Jim Wilson is the retired director of Community Christian Ministries in Moscow, Idaho. He will be posting regularly, so check back in soon!

Tuesday, April 04, 2017

The Way to Be Returned to Joy

There are two basic truths regarding Christians in relationship to sin: It is possible to sin, and it is possible to not sin.

Christians are not convinced that the second is true. They mistakenly read the statement as, “It is impossible to sin.” Of course, that is false. That would contradict the first truth, “It is possible to sin.” We know that sinning is possible because God made provision for Christians when they do sin. “If we confess our sins, he is faithful and just and will forgive us our sins and purify us from all unrighteousness” (1 John 1:9).

I have addressed the second truth elsewhere. (For a complete discussion of that, see Dead and Alive: Obedience and the New Man.) The first truth is my subject today.

It is possible to sin. Not only is it possible; it is also probable. In fact, it has already happened.

When a Christian sins, there are immediate consequences. The first consequence is discipline from God.
And you have forgotten that word of encouragement that addresses you as sons: “My son, do not make light of the Lord’s discipline, and do not lose heart when he rebukes you, because the Lord disciplines those he loves, and he punishes everyone he accepts as a son.” Endure hardship as discipline; God is treating you as sons. For what son is not disciplined by his father? If you are not disciplined (and everyone undergoes discipline), then you are illegitimate children and not true sons. Moreover, we have all had human fathers who disciplined us and we respected them for it. How much more should we submit to the Father of our spirits and live! Our fathers disciplined us for a little while as they thought best; but God disciplines us for our good, that we may share in his holiness. No discipline seems pleasant at the time, but painful. Later on, however, it produces a harvest of righteousness and peace for those who have been trained by it. (Heb. 12:5-11)
This discipline will probably show up in your conscience. If your conscience is not responsive, then getting caught by an authority helps.
Therefore, it is necessary to submit to the authorities, not only because of possible punishment but also because of conscience. This is also why you pay taxes, for the authorities are God’s servant, who give their full time to governing. Give everyone what you owe him: If you owe taxes, pay taxes; if revenue, then revenue; if respect, then respect; if honor, then honor. Let no debt remain outstanding, except the continuing debt to love one another, for he who loves his fellowman has fulfilled the law. The commandments, “Do not commit adultery,” “Do not murder,” “Do not steal,” “Do not covet,” and whatever other commandment there may be, are summed up in this one rule: “Love your neighbor as yourself.” Love does no harm to its neighbor. Therefore love is the fulfillment of the law. (Rom. 13:5-10)
The immediate and perhaps long-term consequence of sin is the loss of your joy (and secondarily, the loss of the other fruit of the Spirit). “No discipline seems pleasant at the time, but painful. Later on, however, it produces a harvest of righteousness and peace for those who have been trained by it” (Heb. 12:11).

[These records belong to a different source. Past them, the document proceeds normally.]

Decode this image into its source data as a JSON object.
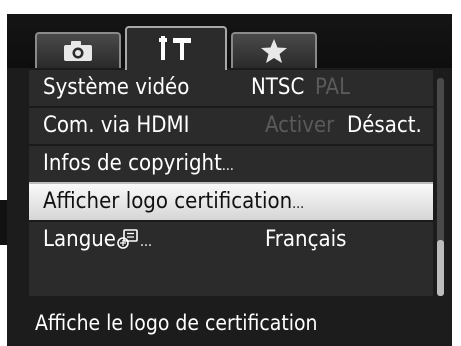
{
  "tabs": [
    {
      "name": "camera",
      "icon": "camera-icon",
      "selected": false
    },
    {
      "name": "setup",
      "icon": "tools-icon",
      "selected": true
    },
    {
      "name": "mymenu",
      "icon": "star-icon",
      "selected": false
    }
  ],
  "menu": {
    "items": [
      {
        "label": "Système vidéo",
        "options": [
          "NTSC",
          "PAL"
        ],
        "selected_option": "NTSC"
      },
      {
        "label": "Com. via HDMI",
        "options": [
          "Activer",
          "Désact."
        ],
        "selected_option": "Désact."
      },
      {
        "label": "Infos de copyright",
        "suffix": "..."
      },
      {
        "label": "Afficher logo certification",
        "suffix": "...",
        "highlighted": true
      },
      {
        "label": "Langue",
        "suffix": "...",
        "value": "Français"
      }
    ]
  },
  "hint": "Affiche le logo de certification",
  "colors": {
    "background": "#1c1c1c",
    "panel": "#2b2b2b",
    "highlight": "#e8e8e8",
    "text": "#ffffff",
    "dim_text": "#5a5a5a"
  }
}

There is a way out of this discipline, a way to be returned to the joy of the Lord. First, know that God’s discipline is not punitive; it is corrective. You are not being made to pay for your sin. Jesus paid for it already.

The purpose of the pain of discipline is to bring to our attention that we have displeased God by our disobedience and that we need to repent and confess this sin to God. This is what happened to David in Psalm 32:
Blessed is he whose transgressions are forgiven, whose sins are covered. Blessed is the man whose sin the Lord does not count against him and in whose spirit is no deceit. When I kept silent, my bones wasted away through my groaning all day long. For day and night your hand was heavy upon me; my strength was sapped as in the heat of summer. Then I acknowledged my sin to you and did not cover up my iniquity. I said, “I will confess my transgressions to the Lord”—and you forgave the guilt of my sin. (Psalm 32:1-5)
Keeping silent causes the discipline to continue in:

• wasting away
• groaning all day
• God’s hand heavy on you day and night
• sapped strength

When I acknowledge my sin and do not cover it, God forgives the guilt, and I am blessed.

No comments: